§ **Task directions**:
Restate each entry below word for word, without skipping any.

Interface dataset entries:

- - -

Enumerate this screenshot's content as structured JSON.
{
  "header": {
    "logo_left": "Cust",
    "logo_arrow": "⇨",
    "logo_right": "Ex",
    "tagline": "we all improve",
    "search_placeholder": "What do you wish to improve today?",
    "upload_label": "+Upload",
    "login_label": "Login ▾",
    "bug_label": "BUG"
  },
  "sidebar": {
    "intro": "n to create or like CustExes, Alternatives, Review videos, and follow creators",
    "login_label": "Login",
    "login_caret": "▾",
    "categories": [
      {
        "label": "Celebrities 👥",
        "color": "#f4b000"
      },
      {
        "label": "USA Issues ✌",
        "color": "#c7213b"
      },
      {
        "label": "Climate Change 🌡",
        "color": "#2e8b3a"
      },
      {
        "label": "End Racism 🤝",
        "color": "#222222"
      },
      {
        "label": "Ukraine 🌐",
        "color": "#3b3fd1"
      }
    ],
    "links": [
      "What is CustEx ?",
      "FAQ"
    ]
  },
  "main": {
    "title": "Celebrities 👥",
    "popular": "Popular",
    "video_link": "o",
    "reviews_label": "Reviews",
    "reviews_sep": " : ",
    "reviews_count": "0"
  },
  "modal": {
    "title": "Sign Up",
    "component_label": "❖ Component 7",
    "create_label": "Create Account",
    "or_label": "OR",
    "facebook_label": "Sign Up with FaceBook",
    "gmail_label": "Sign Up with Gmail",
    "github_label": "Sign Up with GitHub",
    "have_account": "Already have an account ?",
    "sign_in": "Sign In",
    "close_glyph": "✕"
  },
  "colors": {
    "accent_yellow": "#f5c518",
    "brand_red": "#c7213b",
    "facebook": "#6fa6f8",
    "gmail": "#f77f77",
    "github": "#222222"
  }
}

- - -

§ **Exercise answer**:
Enumerate this screenshot's content as structured JSON.
{
  "header": {
    "logo_left": "Cust",
    "logo_arrow": "⇨",
    "logo_right": "Ex",
    "tagline": "we all improve",
    "search_placeholder": "What do you wish to improve today?",
    "upload_label": "+Upload",
    "login_label": "Login ▾",
    "bug_label": "BUG"
  },
  "sidebar": {
    "intro": "n to create or like CustExes, Alternatives, Review videos, and follow creators",
    "login_label": "Login",
    "login_caret": "▾",
    "categories": [
      {
        "label": "Celebrities 👥",
        "color": "#f4b000"
      },
      {
        "label": "USA Issues ✌",
        "color": "#c7213b"
      },
      {
        "label": "Climate Change 🌡",
        "color": "#2e8b3a"
      },
      {
        "label": "End Racism 🤝",
        "color": "#222222"
      },
      {
        "label": "Ukraine 🌐",
        "color": "#3b3fd1"
      }
    ],
    "links": [
      "What is CustEx ?",
      "FAQ"
    ]
  },
  "main": {
    "title": "Celebrities 👥",
    "popular": "Popular",
    "video_link": "o",
    "reviews_label": "Reviews",
    "reviews_sep": " : ",
    "reviews_count": "0"
  },
  "modal": {
    "title": "Sign Up",
    "component_label": "❖ Component 7",
    "create_label": "Create Account",
    "or_label": "OR",
    "facebook_label": "Sign Up with FaceBook",
    "gmail_label": "Sign Up with Gmail",
    "github_label": "Sign Up with GitHub",
    "have_account": "Already have an account ?",
    "sign_in": "Sign In",
    "close_glyph": "✕"
  },
  "colors": {
    "accent_yellow": "#f5c518",
    "brand_red": "#c7213b",
    "facebook": "#6fa6f8",
    "gmail": "#f77f77",
    "github": "#222222"
  }
}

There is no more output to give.